2. Move to a LCOL area closer to our current location. It's possible to get houses for 140k upwards in areas not a million miles from where we are. (pros: we know these areas better than Wales and it would be easier logistically to move and scope things out. Some nice regenerating seaside areas with cheaper houses. More to do with free time (we live v rurally now). I could still commute to my job so that option is still there and possibly at reduced hours and travel to parents etc. should remain the same. Cons. These areas can have their issues, esp could be hard after living in a quiet area).

3. Move to a flat locally (possible for 100k). We are less keen as prefer freehold property if possible to avoid potential financial and other complications.

The other option is to keep doing what we're doing.

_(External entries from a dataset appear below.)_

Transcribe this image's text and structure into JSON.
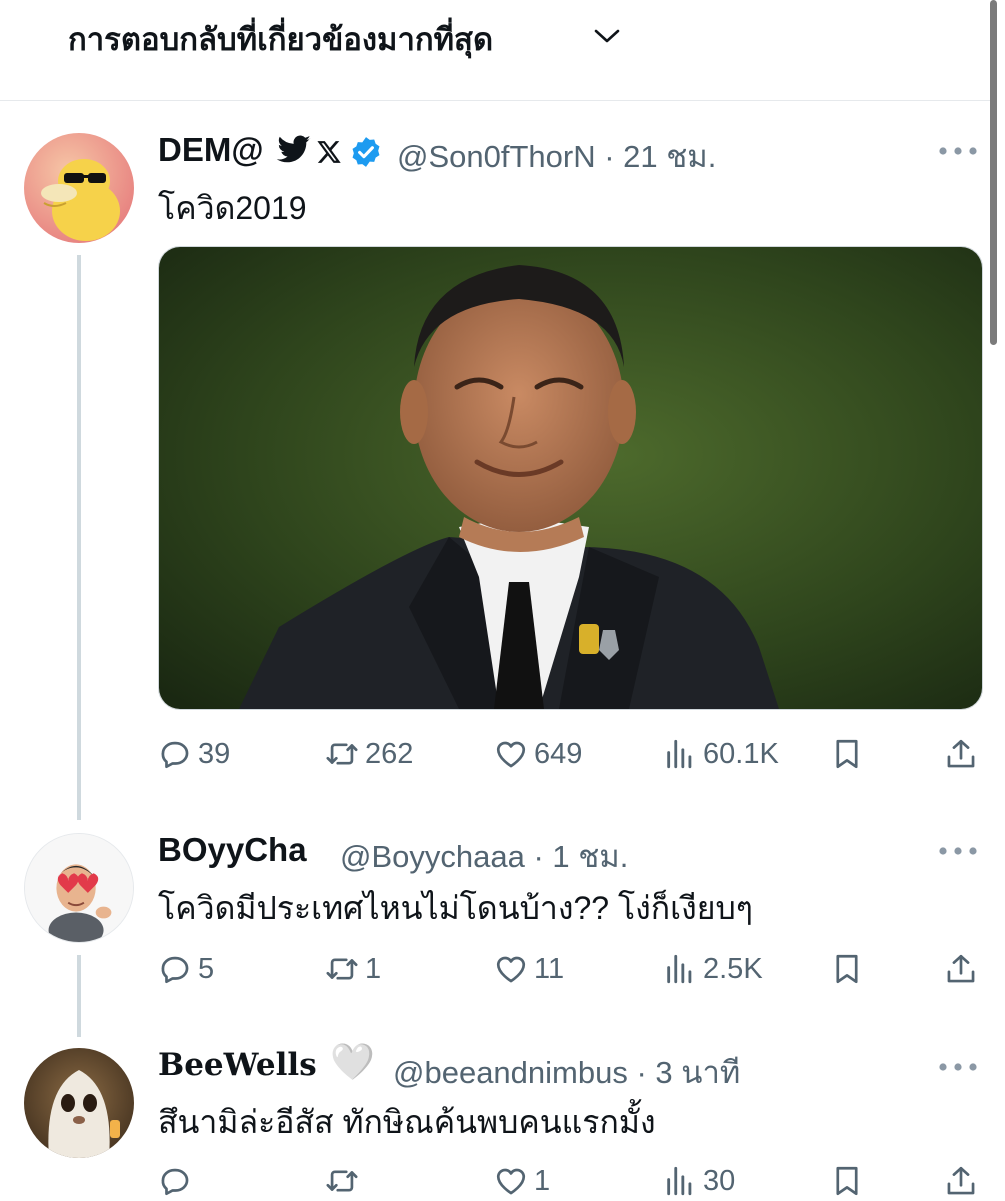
{
  "header": {
    "title": "การตอบกลับที่เกี่ยวข้องมากที่สุด"
  },
  "tweets": [
    {
      "name": "DEM@",
      "handle_time": "@Son0fThorN · 21 ชม.",
      "text": "โควิด2019",
      "has_media": true,
      "stats": {
        "replies": "39",
        "retweets": "262",
        "likes": "649",
        "views": "60.1K"
      }
    },
    {
      "name": "BOyyCha",
      "handle_time": "@Boyychaaa · 1 ชม.",
      "text": "โควิดมีประเทศไหนไม่โดนบ้าง?? โง่ก็เงียบๆ",
      "stats": {
        "replies": "5",
        "retweets": "1",
        "likes": "11",
        "views": "2.5K"
      }
    },
    {
      "name": "BeeWells",
      "name_emoji": "🤍",
      "handle_time": "@beeandnimbus · 3 นาที",
      "text": "สึนามิล่ะอีสัส ทักษิณค้นพบคนแรกมั้ง",
      "stats": {
        "replies": "",
        "retweets": "",
        "likes": "1",
        "views": "30"
      }
    }
  ],
  "colors": {
    "secondary": "#536471",
    "verified": "#1d9bf0",
    "divider": "#cfd9de"
  },
  "icons": [
    "chevron-down-icon",
    "more-icon",
    "reply-icon",
    "retweet-icon",
    "like-icon",
    "views-icon",
    "bookmark-icon",
    "share-icon",
    "verified-icon",
    "bird-icon",
    "x-logo-icon"
  ]
}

It seems tight in some ways, but we don't need a lot to live on and the plan is to bridge things till we get the state pensions and if needed, hopefully top things up with extra work over the years as needed.

Thanks for reading and your feedback.
Title: Re: UK couple needing fresh perspectives
Post by: crispy on April 11, 2018, 06:17:21 PM
Would moving to another are open up more opportunities for work?
Title: Re: UK couple needing fresh perspectives
Post by: jade on April 12, 2018, 09:54:30 AM
Not really crispy, I think as we really want to wind down rather than start new jobs and the associated moving costs for don't really stack up. Thanks though.
Title: Re: UK couple needing fresh perspectives
Post by: AMandM on April 12, 2018, 12:50:38 PM
Speaking as someone whose father and parents-in-law are in their 70s and 80s, and feeling their age, I would be reluctant to move farther away from them.

Might you be able to test options 2 and 3 by renting out your house for a year and renting a house in the cheaper area or a flat? That would give you the chance to keep working while you see whether you like the lifestyle change. The best choice might then become more obvious.

Title: Re: UK couple needing fresh perspectives
Post by: jade on April 12, 2018, 01:52:52 PM

Thanks AMandM... True and probably something that would be harder than I think it would be.

For other reasons, those aren't really options for us but feeling clearer about things with talking it through here... Think it's about keeping on trucking for now. Thanks again.